In just a few months, those who step into the Memorial Church at Jamestown will take a trip back in time.
Four-hundred years, to be exact.
Archaeologists are working to recreate the setup of the church where the House of Burgesses met in 1619 as the first representative government in the New World — one of several pivotal events recognized for the 400-year anniversary of several pivotal events in American history.
The project in the Memorial Church has been chugging along for several months on Jamestown Island.
Now, more special exhibits are being planned for several hundred feet away, inside the glass-sided Archaearium museum. They’ll cover martial law at Jamestown, items found in cellars at different points in history, Jamestown’s transition from a fort to a port and more.
The theme: Change over time in Jamestown.
“We wanted to tell more of the story,” said Michael Lavin, director of collections/conservation at Jamestown.
All together, the commemoration exhibits and projects have cost “a few hundred thousand dollars,” Lavin said, thanks to some grant money from James City County and another state grant.
The exhibits are slated to be complete in mid-April.
The events recognized in 2019 also include the arrival of the first recorded Africans in North America, such as Angela, and the large-scale arrival of English women to the colony.
Many 2019 commemoration events are headed by American Evolution 2019, a state nonprofit connected with the Jamestown-Yorktown Foundation and dedicated to the 2019 commemoration.
The Memorial Church project and new exhibits at the Archaearium are headed separately by the archaeologists at Jamestown Rediscovery, a nonprofit part of Preservation Virginia. The archaeologists have planned their exhibits based on the items and stories they’ve found through their archaeological digs.
“Archaeology is education,” said archaeologist Dave Givens. “What are we doing if not educating the hearts and minds of the American public?”
The church and cemetery
Jamestown Rediscovery has partnered with Stemann Pease Architecture to make the inside of the Memorial Church into a representation of the first Jamestown church — built in 1617 — where the House of Burgesses first met.
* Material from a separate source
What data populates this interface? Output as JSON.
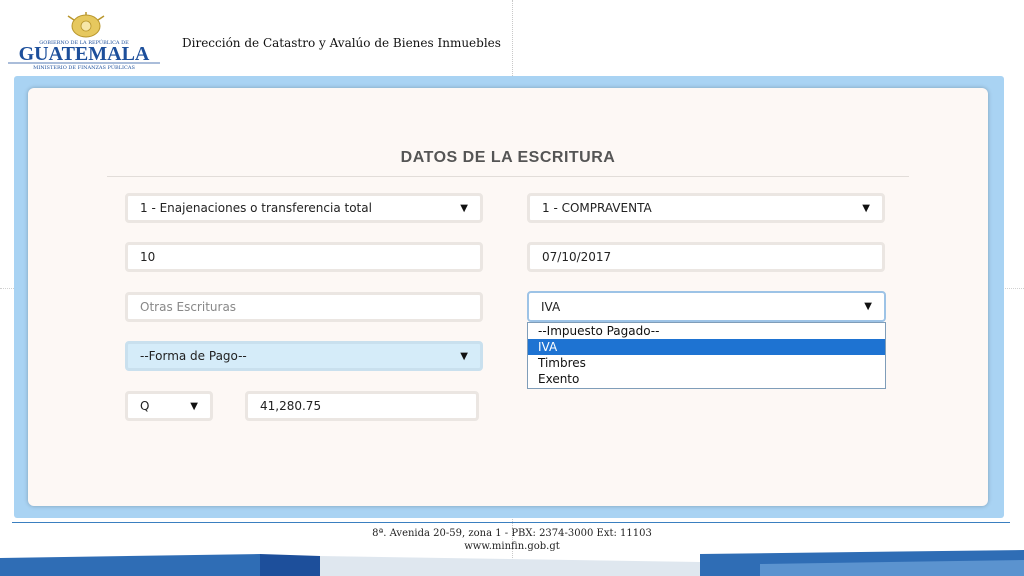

The site inside the church where archaeologists believe they found the remains of Virginia governor Sir George Yeardley was filled in with a special stone dust around the end of October to make way for the new setup.
A glass window in the Memorial Church floor will show the foundation of the second version of the church, built in the 1640s on the same site, Givens said.
The setup will include wood and brick flooring, handmade wooden pews, an altar, altar rail, the church’s chancel and choir — just as archaeologists believed the church to have looked.
The benches were made by the Ford’s Colony Woodworkers Club. Work began on the pews last fall after Givens and Lavin went on a trip to England to gauge how 17th-century churches should look.
Givens said the church is also working to restore the cemetery outside the Memorial Church. The cemetery, which had been robbed and vandalized over time, was haphazardly put back together using Portland cement in the early 1900s.
Jonathan Appell from Atlas Preservation is working on putting the graves back together and identifying and matching various pieces.
Within view of the Memorial Church, the Archaearium museum hopes to complete the 2019 Commemoration package with new exhibits.
The Archaearium is built over the location of the Jamestown Statehouse, where the General Assembly met until the capital of Virginia moved to Williamsburg in 1698, said Jamie May, director of the Voorhees Archaearium Museum.
Many of the new exhibits aim to illuminate a comparison between different points in time at Jamestown.
“We wanted to tell more of the story,” Lavin said, adding that the museum featured many stories from the early years of Jamestown, but not as many showing
One new exhibit will include items found by archaeologists that show foodways from various points in history at Jamestown. As Lord De La Warr implemented martial law around 1610, wares for food grew larger and more utilitarian.
Another exhibit will take up the last part of the Archaearium museum before the gift shop. It will be titled “From Fort to Port” and feature archaeological evidence on how the site transitioned from a English colony to an English town site.
Full-size realistic models of Jamestown’s buildings will also show how building methods changed over time. Many earlier buildings were mud-and-stud starting in 1607 when colonists arrived in the New World, but progressed to timber frame around 1611.
“They were thinking more permanently, even in 1610,” May said.
Update: Jamestown Rediscovery announced Wednesday the Jamestowne Society contributed more than $150,000 to Historic Jamestown for ongoing archaeology in and around the 1907 Memorial Church. Members of the Jamestowne Society trace their lineage back to Jamestown’s earliest settlers and leaders.